Frame limiting

iamwhosiam wrote on Tuesday, June 10, 2014:

i don’t know where else to go with this question, but this following code successfully locked the frame rate in sdl.

when i ported it to glfw it no longer works. the frame rate it locks too is seemingly random. could someone pretty please take a look at this snippet and help me out?

double wait_time = 1.0 / (targetFrameRate);

if(glfwGetTime() - frame_start < wait_time)
    double dur = (wait_time - (glfwGetTime() - frame_start));
    Sleep((DWORD)(dur * 1000.0 + 0.5));

frame_start = glfwGetTime();

any help is much appreciated :slight_smile:

dougbinks wrote on Wednesday, June 11, 2014:

Where are you calling glfwSwapBuffers()? You should do this before you measure the frame_start time, otherwise you’re not taking into account the actual rendering time.

arampl wrote on Wednesday, June 11, 2014:

i’m not using sleep function:

void renderfps(int framerate) 
	currentTime = glfwGetTime(); 

	if(currentTime - lastTime >= 1.0 / framerate) 
		lastTime = currentTime;

currentTime, lastTime - doubles
render() is my rendering function with glfwSwapBuffers()

renderfps(60) - 60 fps, called in the main loop

iamwhosiam wrote on Wednesday, June 18, 2014:

arampl: i tried this technique and it worked but since the process never sleeps it takes up too much cpu and i dont want my game to be a hog :wink:

doug binks: here’s my main loop, i took out the non-relevant bits and i think the functions are pretty self explanatory.

while( !glfwWindowShouldClose(window) )
tw_time_frame_start(); // get the start time




tw_time_update(); // actual sleep code is in here


dougbinks wrote on Wednesday, June 18, 2014:

@iamwhosiam: At brief glance the code seems reasonable, but this is hard to tell without all the code. I’d advise trying to create a small test app, and if that has problems you could share it with me and I could help debug it.

I would try a few changes.

Make sure you time the entire loop, so the start time should be measured after the tw_time_update(). This way if you have any time being taken up inside tw_input_update this is being accounted for.

Write your code for easy debugging, and make sure you don’t pass 0 to Sleep. Example below:

double wait_time = 1.0 / (targetFrameRate);
double curr_frame_time = glfwGetTime() - frame_start;
double dur = 1000.0 * ( wait_time - curr_frame_time ) + 0.5;
DWORD durDW = (DWORD)dur;
if( durDW > 0 ) // ensures that we don't have a dur > 0.0 which converts to a durDW of 0.
    Sleep( durDW  );

double frame_end = glfwGetTime();
// here you could print to file or OutputDebugStream curr_frame_time, frame_end - frame_start and dur.
frame_start = frame_end;

Note that there is no guarantee that Sleep will return exactly on the time you require. It’s possible your odd frame times were due to passing in a 0 value to Sleep, which causes the thread to give up it’s time slice.

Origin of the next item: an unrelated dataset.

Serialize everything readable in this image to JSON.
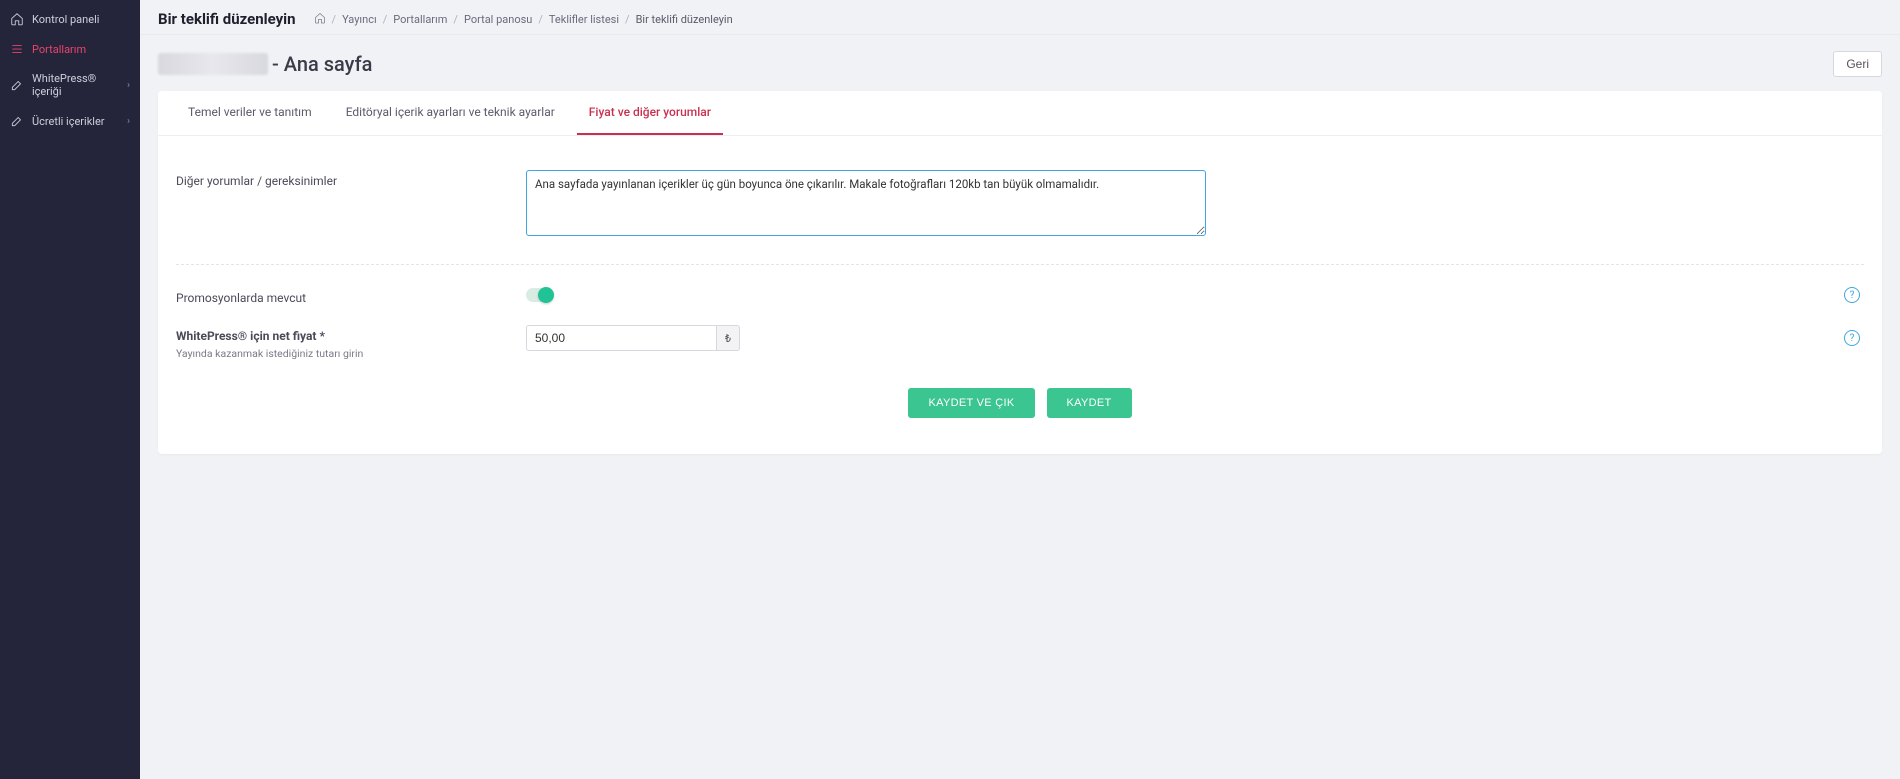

dougbinks wrote on Wednesday, June 18, 2014:

Oops - forgot DWORD is unsigned. Make sure to use a signed integer type when converting from double as it’s undefined as to what happens for negative values on cast to unsigned int.

iamwhosiam wrote on Friday, June 20, 2014:

ok i made a test app that just creates a window then just calculates frame rate and sleeps and it’s still doing it.

ive uploaded it to

one question i have, is should i be setting the swap interval to zero or maybe one? or just leave it default? having vsync on would be cool but im not sure if it would mess with the frame rate. also some peoples computers might just force it off anyway so, just leave it default and make em both work?

dougbinks wrote on Friday, June 20, 2014:

This code works for - I can change the target_frame_rate and never get more, though can get less obviously.

Note that glfwSetWindowTitle can be expensive, so I moved this into calc_frame_rate inside the if(elapsed>1) so as to change the title only once per second.

Preferably you should use something like FRAPS or gDEBugger to check frame rate, and this shows a nice solid flat FPS graph for me.

iamwhosiam wrote on Friday, June 20, 2014:

ok, thank u very much for your time :slight_smile:

dougbinks wrote on Friday, June 20, 2014:

On the question of vsync, I would make that user configurable. I prefer having it on, but some don’t. Also note the documentation on glfwSwapInterval and negative swap intervals which can work well.

Note on Windows the _GLFW_USE_DWM_SWAP_INTERVAL definition (requires a recompile of glfw) controls whether to ignore swap interval settings when the DWM compositing is on, and as you say many drivers can override the application settings.